§ Data for this exercise:
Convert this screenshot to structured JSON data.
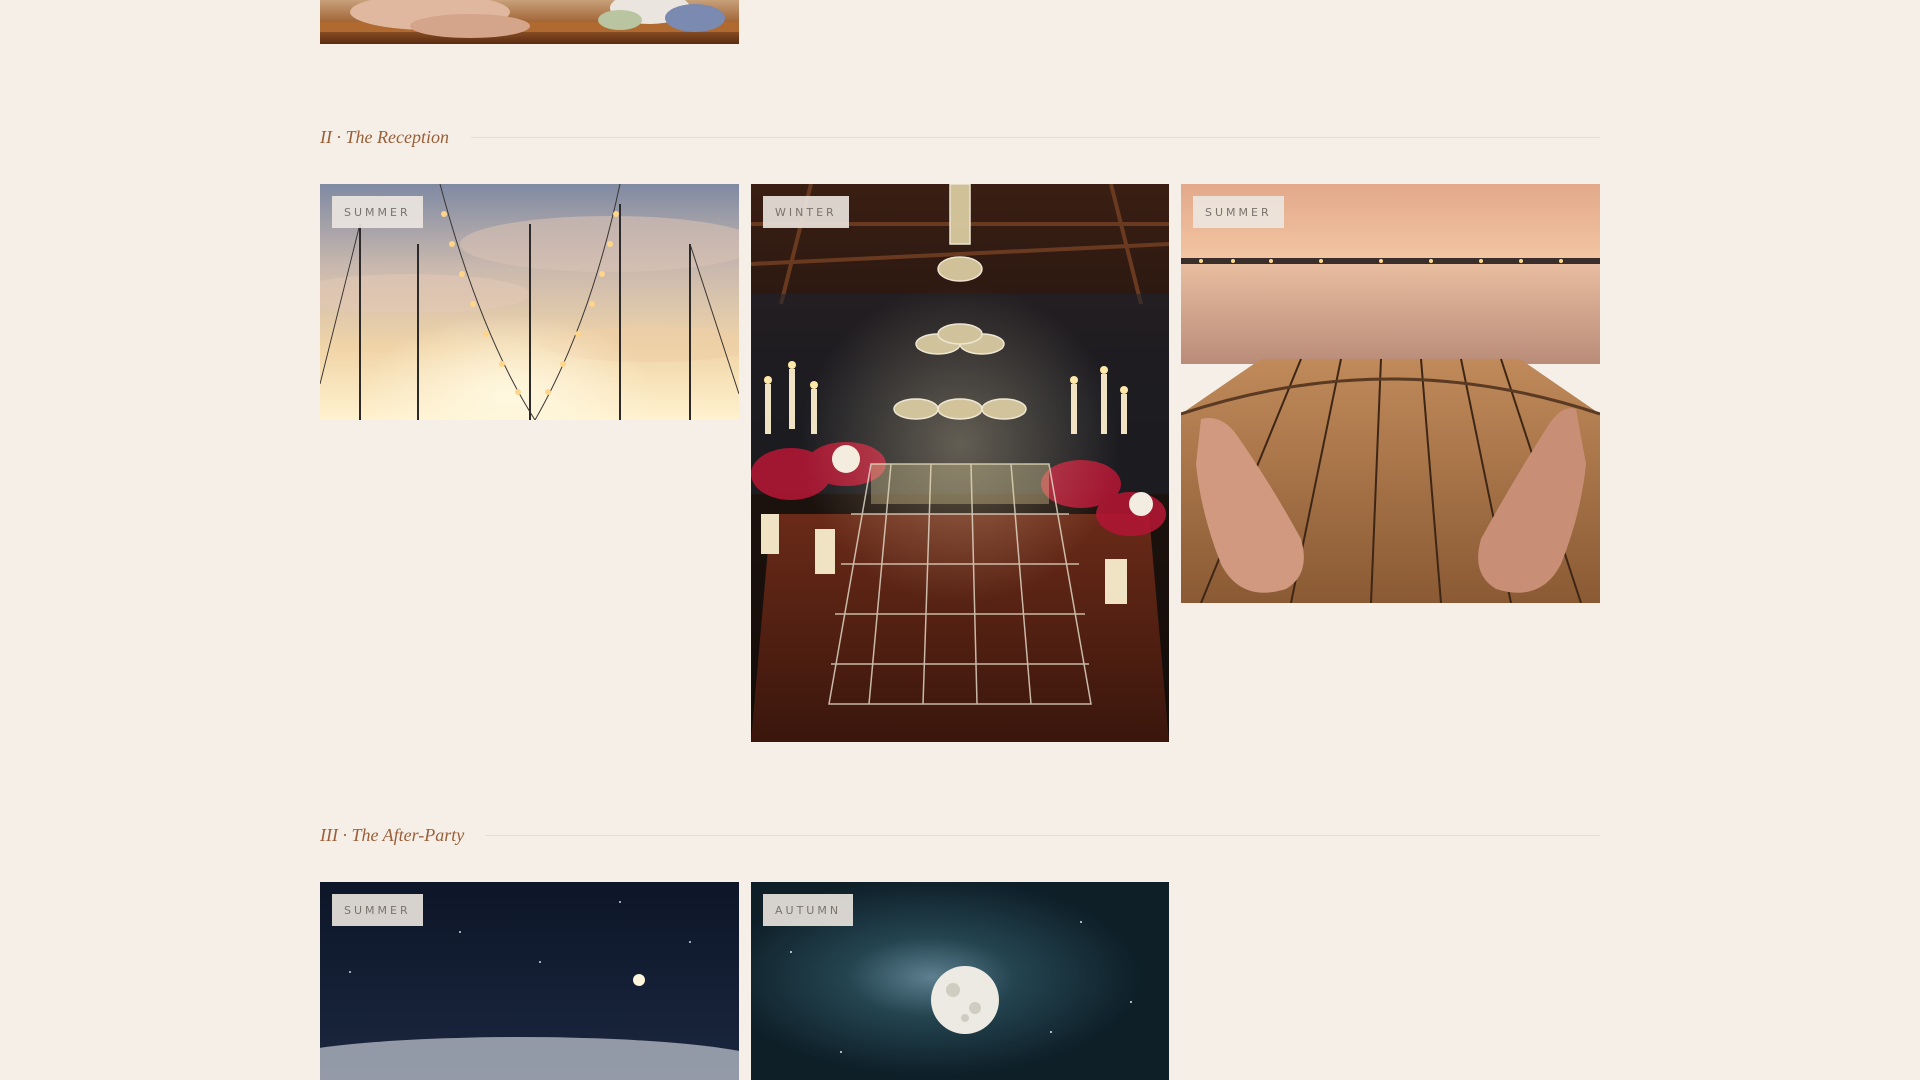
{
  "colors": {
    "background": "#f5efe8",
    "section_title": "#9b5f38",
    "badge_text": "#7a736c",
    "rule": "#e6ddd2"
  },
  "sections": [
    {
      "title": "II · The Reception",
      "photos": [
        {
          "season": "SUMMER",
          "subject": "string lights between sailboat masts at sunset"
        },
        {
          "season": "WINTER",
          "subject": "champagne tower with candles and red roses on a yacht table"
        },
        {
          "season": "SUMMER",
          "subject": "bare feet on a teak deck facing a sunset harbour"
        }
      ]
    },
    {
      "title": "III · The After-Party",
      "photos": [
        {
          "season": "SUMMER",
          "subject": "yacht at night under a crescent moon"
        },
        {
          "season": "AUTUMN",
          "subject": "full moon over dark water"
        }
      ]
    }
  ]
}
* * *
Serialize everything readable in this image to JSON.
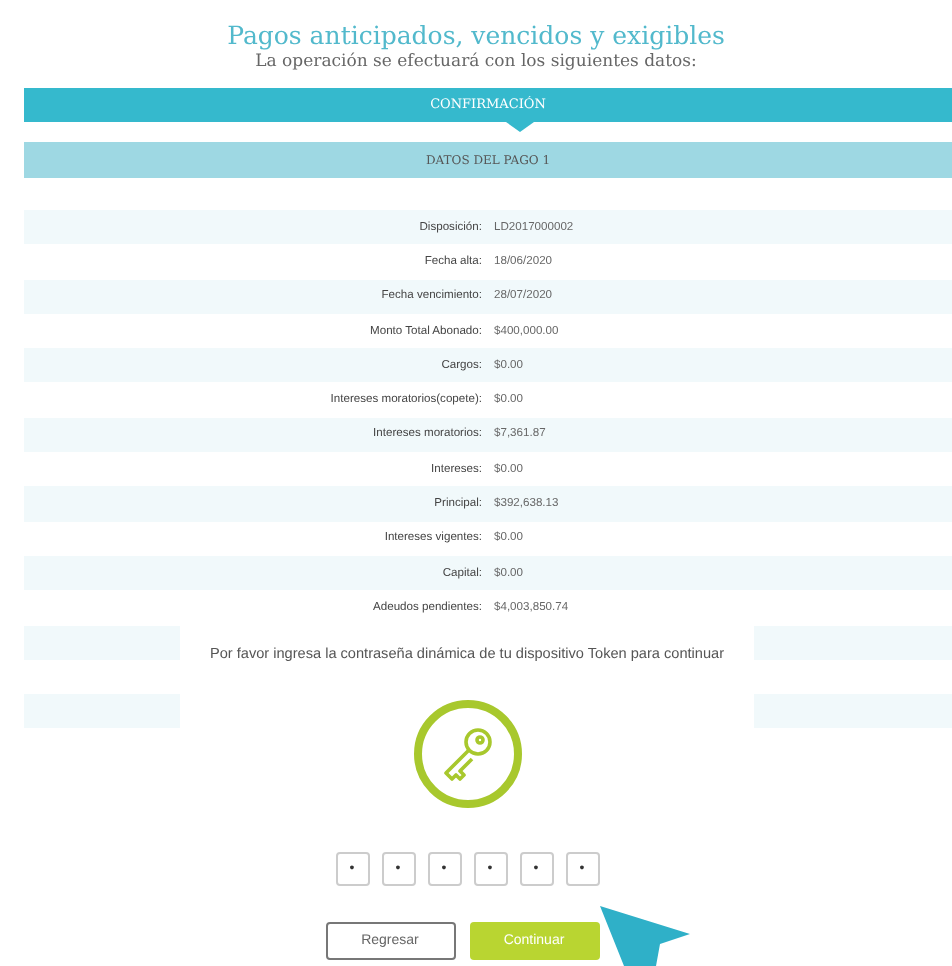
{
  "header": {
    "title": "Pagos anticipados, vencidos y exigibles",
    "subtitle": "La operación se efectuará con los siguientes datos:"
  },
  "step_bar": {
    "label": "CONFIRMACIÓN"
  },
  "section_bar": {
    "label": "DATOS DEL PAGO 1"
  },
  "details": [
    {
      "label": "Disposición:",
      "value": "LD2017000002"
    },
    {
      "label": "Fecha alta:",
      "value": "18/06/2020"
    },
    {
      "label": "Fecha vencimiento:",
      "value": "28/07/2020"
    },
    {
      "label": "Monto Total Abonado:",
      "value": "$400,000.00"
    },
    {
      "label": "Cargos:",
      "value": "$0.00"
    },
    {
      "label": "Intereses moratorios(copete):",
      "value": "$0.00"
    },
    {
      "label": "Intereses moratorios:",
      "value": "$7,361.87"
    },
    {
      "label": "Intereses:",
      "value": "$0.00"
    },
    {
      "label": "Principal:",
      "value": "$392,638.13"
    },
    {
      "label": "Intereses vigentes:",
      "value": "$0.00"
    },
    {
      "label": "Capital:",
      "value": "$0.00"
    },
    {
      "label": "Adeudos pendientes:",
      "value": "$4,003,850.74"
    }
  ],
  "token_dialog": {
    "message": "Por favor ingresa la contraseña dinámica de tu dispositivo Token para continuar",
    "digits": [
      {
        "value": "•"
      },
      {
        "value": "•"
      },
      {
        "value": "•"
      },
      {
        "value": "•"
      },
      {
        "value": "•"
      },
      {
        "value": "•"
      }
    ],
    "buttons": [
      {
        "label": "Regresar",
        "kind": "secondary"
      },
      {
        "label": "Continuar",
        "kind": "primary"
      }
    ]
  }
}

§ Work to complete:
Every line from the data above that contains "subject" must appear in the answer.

§ Reply:
          "subject": "string lights between sailboat masts at sunset"
          "subject": "champagne tower with candles and red roses on a yacht table"
          "subject": "bare feet on a teak deck facing a sunset harbour"
          "subject": "yacht at night under a crescent moon"
          "subject": "full moon over dark water"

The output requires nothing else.